MILWAUKEE COUNTY - 47 (COMMUNITY SPREAD DETECTED)
DANE COUNTY - 23 (COMMUNITY SPREAD DETECTED)
FOND DU LAC COUNTY - 12
WAUKESHA COUNTY - 5
KENOSHA COUNTY - 4 (COMMUNITY SPREAD DETECTED)
SHEBOYGAN COUNTY - 4
WINNEBAGO COUNTY - 3
WASHINGTON COUNTY - 2
BROWN COUNTY - 1
LA CROSSE COUNTY - 1
OUTAGAMIE COUNTY - 1
RACINE COUNTY - 1
WOOD COUNTY - 1
DHS said Wednesday that 1577 tests have come back negative. One person has recovered from coronavirus.
Some patients have been hospitalized. Some are in critical condition. The state is not releasing details on ages or locations of those who are hospitalized.
The governor's ban on gatherings makes exceptions for transportation, educational institutions, child care, hotels, military, law enforcement, food pantries, hospitals, long-term care facilities, grocery stores and convenience stores, utility facilities, job centers, and courts.
to track the outbreak numbers in Wisconsin.
The Wisconsin State Laboratory of Hygiene has been "significantly increasing their capacity for COVID-19 testing," according to the governor. However, the number of specimens "far exceeds" the daily capacity at the lab.
Because the lab needs to conserve supplies, they will prioritize testing by two tiers:
• are critically ill and receiving ICU level care with unexplained viral pneumonia or respiratory failure
• are hospitalized (non-ICU) with fever or signs and symptoms of lower respiratory tract illness (cough, shortness of breath) and either known exposure to a laboratory-confirmed COVID-19 patient or travel to an area with sustained community transmission
• are hospitalized (non-ICU) with unexplained fever and signs/symptoms of lower respiratory tract illness
• are health care workers with unexplained fever and signs/symptoms of a lower-respiratory illness, regardless of hospitalization
Tests that do not meet the two-tier criteria will be sent to other labs. That means longer wait times for results.
The testing shortage is a nationwide problem, according to DHS. Access to tests and supply chain issues are creating challenges.

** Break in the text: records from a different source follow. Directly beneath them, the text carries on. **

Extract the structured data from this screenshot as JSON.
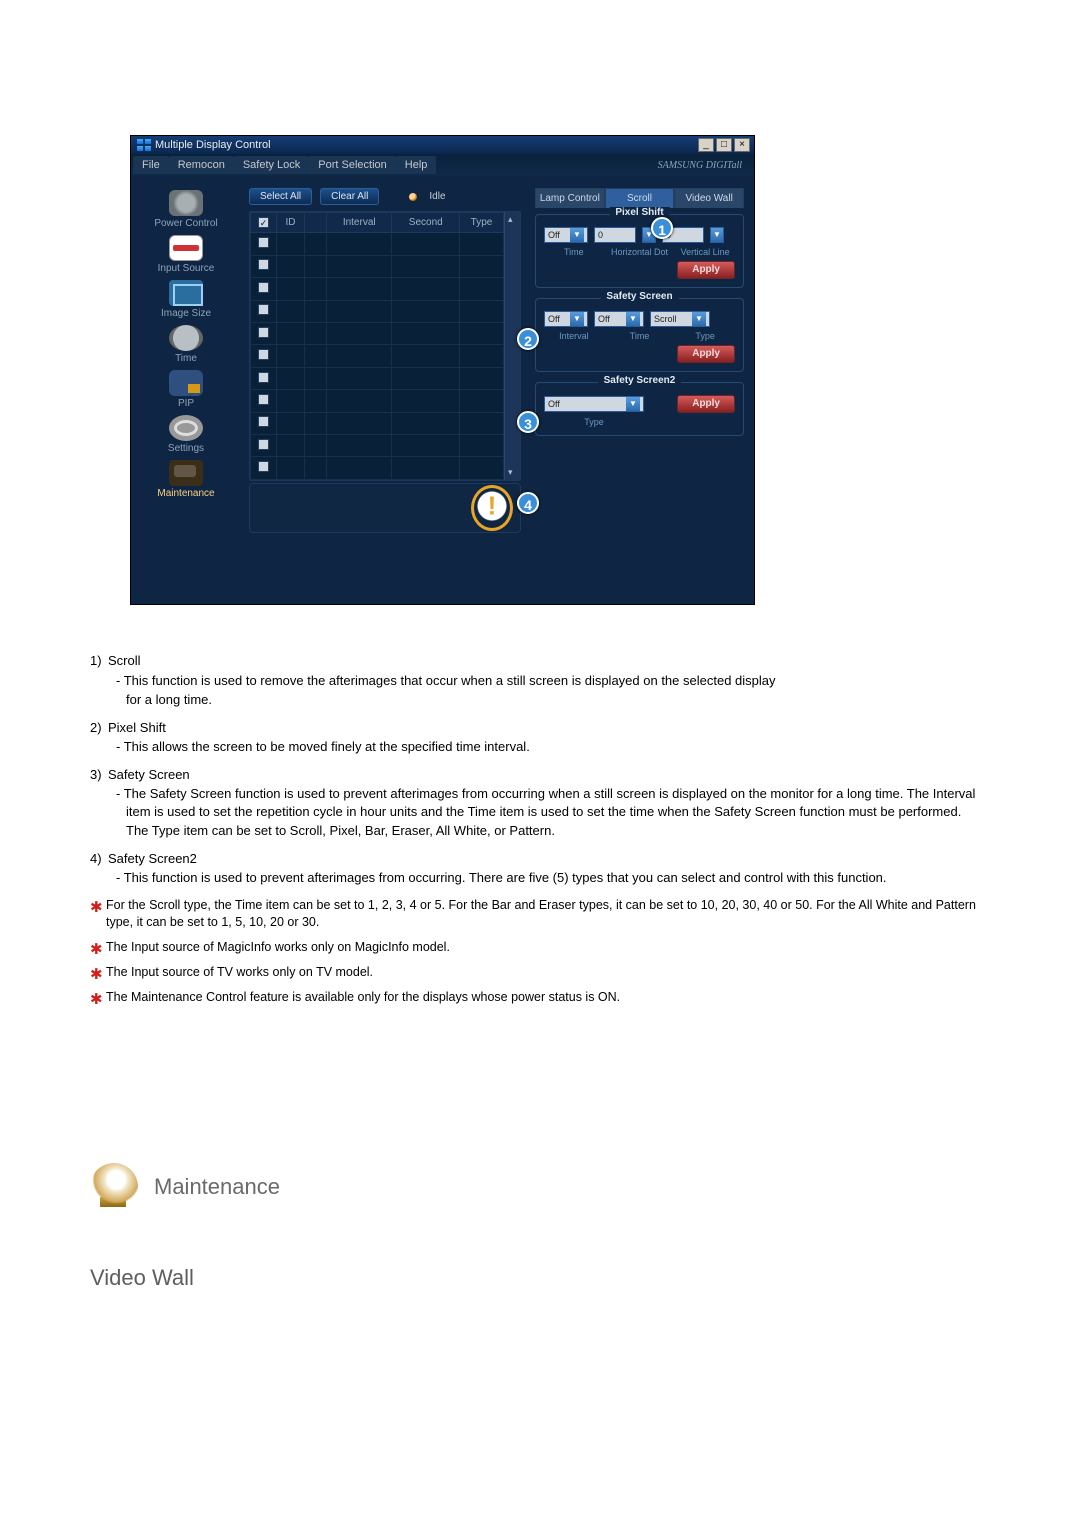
{
  "window": {
    "title": "Multiple Display Control",
    "brand": "SAMSUNG DIGITall",
    "menus": [
      "File",
      "Remocon",
      "Safety Lock",
      "Port Selection",
      "Help"
    ]
  },
  "sidebar": {
    "items": [
      {
        "label": "Power Control"
      },
      {
        "label": "Input Source"
      },
      {
        "label": "Image Size"
      },
      {
        "label": "Time"
      },
      {
        "label": "PIP"
      },
      {
        "label": "Settings"
      },
      {
        "label": "Maintenance"
      }
    ],
    "activeIndex": 6
  },
  "toolbar": {
    "select_all": "Select All",
    "clear_all": "Clear All",
    "idle_label": "Idle"
  },
  "grid": {
    "headers": [
      "",
      "ID",
      "",
      "Interval",
      "Second",
      "Type"
    ],
    "rowCount": 11
  },
  "tabs": {
    "items": [
      "Lamp Control",
      "Scroll",
      "Video Wall"
    ],
    "activeIndex": 1
  },
  "pixel_shift": {
    "legend": "Pixel Shift",
    "time_value": "Off",
    "h_value": "0",
    "v_value": "0",
    "time_label": "Time",
    "h_label": "Horizontal Dot",
    "v_label": "Vertical Line",
    "apply": "Apply"
  },
  "safety_screen": {
    "legend": "Safety Screen",
    "interval_value": "Off",
    "time_value": "Off",
    "type_value": "Scroll",
    "interval_label": "Interval",
    "time_label": "Time",
    "type_label": "Type",
    "apply": "Apply"
  },
  "safety_screen2": {
    "legend": "Safety Screen2",
    "type_value": "Off",
    "type_label": "Type",
    "apply": "Apply"
  },
  "badges": {
    "b1": "1",
    "b2": "2",
    "b3": "3",
    "b4": "4"
  },
  "doc": {
    "items": [
      {
        "num": "1)",
        "title": "Scroll",
        "lines": [
          "This function is used to remove the afterimages that occur when a still screen is displayed on the selected display",
          "for a long time."
        ]
      },
      {
        "num": "2)",
        "title": "Pixel Shift",
        "lines": [
          "This allows the screen to be moved finely at the specified time interval."
        ]
      },
      {
        "num": "3)",
        "title": "Safety Screen",
        "lines": [
          "The Safety Screen function is used to prevent afterimages from occurring when a still screen is displayed on the monitor for a long time.  The Interval item is used to set the repetition cycle in hour units and the Time item is used to set the time when the Safety Screen function must be performed.",
          "The Type item can be set to Scroll, Pixel, Bar, Eraser, All White, or Pattern."
        ]
      },
      {
        "num": "4)",
        "title": "Safety Screen2",
        "lines": [
          "This function is used to prevent afterimages from occurring. There are five (5) types that you can select and control with this function."
        ]
      }
    ],
    "stars": [
      "For the Scroll type, the Time item can be set to 1, 2, 3, 4 or 5. For the Bar and Eraser types, it can be set to 10, 20, 30, 40 or 50. For the All White and Pattern type, it can be set to 1, 5, 10, 20 or 30.",
      "The Input source of MagicInfo works only on MagicInfo model.",
      "The Input source of TV works only on TV model.",
      "The Maintenance Control feature is available only for the displays whose power status is ON."
    ]
  },
  "section": {
    "heading": "Maintenance",
    "subheading": "Video Wall"
  }
}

The State Emergency Operations Center in Madison has moved to a Level 1 response for the first time in response to a health crisis. The Level 1 designation brings all state agencies together in a central location.
for complete local, national and international coverage of the outbreak.
Older people and those with underlying health conditions (heart disease, diabetes, lung disease) are considered at high risk, according to the Centers for Disease Control and Prevention. People with those conditions should take the proper precautions.
COVID-19 is spread when an infected person coughs or sneezes.
"The virus is found in droplets from the throat and nose. When someone coughs or sneezes, other people near them can breathe in those droplets. The virus can also spread when someone touches an object with the virus on it. If that person touches their mouth, face, or eyes the virus can make them sick," says the Wisconsin Department of Health Services.
Symptoms include fever, cough, and shortness of breath.
for more information on symptoms. Emergency signs include pain and pressure in the chest, confusion and bluish lips or face.
Do not go to the emergency room or clinic looking for a test at this time. Prevea Health President/CEO Dr. Ashok Rai urges people to call their health care professional.
The CDC believes symptoms may appear between two and 14 days after contact with an infected person.
DHS recommends taking these steps to help stop the spread of the virus:
--Frequent and thorough handwashing with soap and water.
--Covering coughs and sneezes.
--Avoiding touching your face.
--Staying home when sick.
everyone in the United States avoid large events and mass gatherings for at least eight weeks.
The virus originated in Wuhan, China. The spread started in December 2019.